Prime ministers' former chief aide offers 'code' defence in Unipetrol corruption scandal

31-08-2005

Steadfastly maintaining his innocence, former top prime ministerial aide Zdenek Dolezel, sacked after being caught on hidden camera soliciting a bribe, now says in his defence that he was "speaking in code", aware that his conversations might be wiretapped. But Dolezel has offered no explanation for his on-camera remarks that alleged kickbacks to his one-time boss -- former Prime Minister Stanislav Gross -- were the "right direction" for securing a half-billion dollar privatisation deal.

Zdenek Dolezel says that when meeting with the Polish lobbyist Jacek Spyra, he was aware that he might be under surveillance. So when Dolezel tells Spyra, "If they want information, then five will be on the table" and Spyra asks if that means "five in Czech?," to which he says, "Yes," the two men have not just agreed on a five million crown payoff, as the media have reported.

What they had just agreed on, Dolezel insists, is that he and Spyra would not be alone at upcoming negotiations on a major privatisation. "Five on the table", he told a leading Czech daily, meant that top state officials (presumably three of them) would be joining them at discussions.

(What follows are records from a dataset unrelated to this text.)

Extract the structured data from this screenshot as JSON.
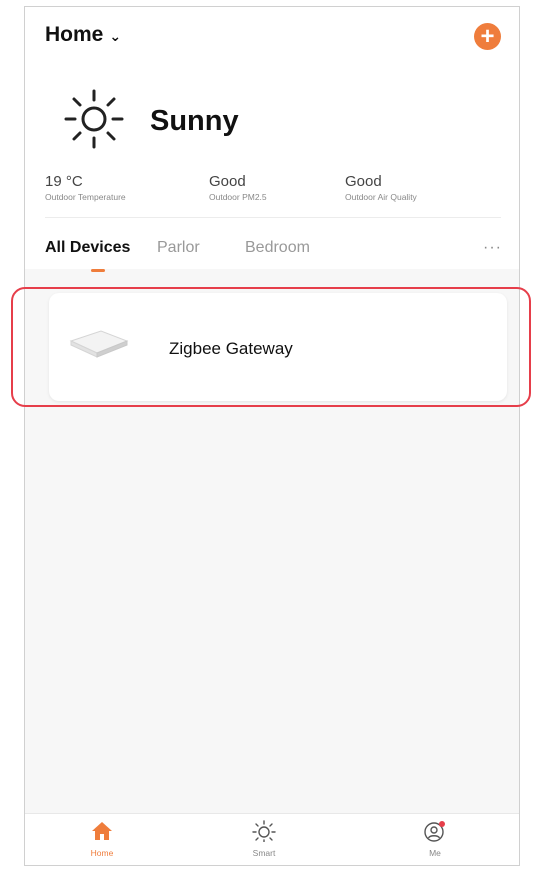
{
  "header": {
    "home_label": "Home",
    "add_icon": "plus-circle-icon",
    "accent_color": "#ef7d3c"
  },
  "weather": {
    "condition": "Sunny",
    "icon": "sun-icon",
    "stats": [
      {
        "value": "19 °C",
        "label": "Outdoor Temperature"
      },
      {
        "value": "Good",
        "label": "Outdoor PM2.5"
      },
      {
        "value": "Good",
        "label": "Outdoor Air Quality"
      }
    ]
  },
  "tabs": {
    "items": [
      "All Devices",
      "Parlor",
      "Bedroom"
    ],
    "active": "All Devices",
    "more": "···"
  },
  "devices": [
    {
      "name": "Zigbee Gateway",
      "icon": "gateway-icon"
    }
  ],
  "bottom_nav": {
    "items": [
      {
        "label": "Home",
        "icon": "home-icon",
        "active": true
      },
      {
        "label": "Smart",
        "icon": "sun-icon",
        "active": false
      },
      {
        "label": "Me",
        "icon": "profile-icon",
        "active": false
      }
    ]
  }
}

Dolezel was reacting to a report aired on Tuesday by the commercial station TV Nova, which had secretly taped four meetings between the former aide and the Polish lobbyist, both of whom are now under police investigation for corruption.

Stanislav GrossStanislav Gross He has failed to offer any explanation as to why he would speak in code about "five on the table" - plans for meeting on the privatisation of the Czech oil and chemicals group Unipetrol - but not respond to allegations by the Polish lobbyist that top government officials, including Dolezel's boss, had taken or sought bribes.

In one of their taped conversations, for example, the Polish lobbyist says that former prime minister Stanislav Gross got a 50 million crown payoff from the head of Agrofert, a company that secured a lucrative contract with Unipetrol. What Dolezel did suggest—on tape—was that such payments were the "right direction" with regard to winning that privatisation bid.

Dolezel now insists that he knows of no corruption on Gross' part while the former prime minister himself says the bribery allegations are "a pack of lies".

Meanwhile, Polish courts have begun looking into the privatisation of Unipetrol and a contract the company made with Agrofert. The Polish company PKN Orlen, which paid 540 million dollars for a controlling stake in Unipetrol, has filed a criminal complaint over what it calls a "secret" Unipetrol-Agrofert deal that amounted to a "payoff" to Czech politicians.

31-08-2005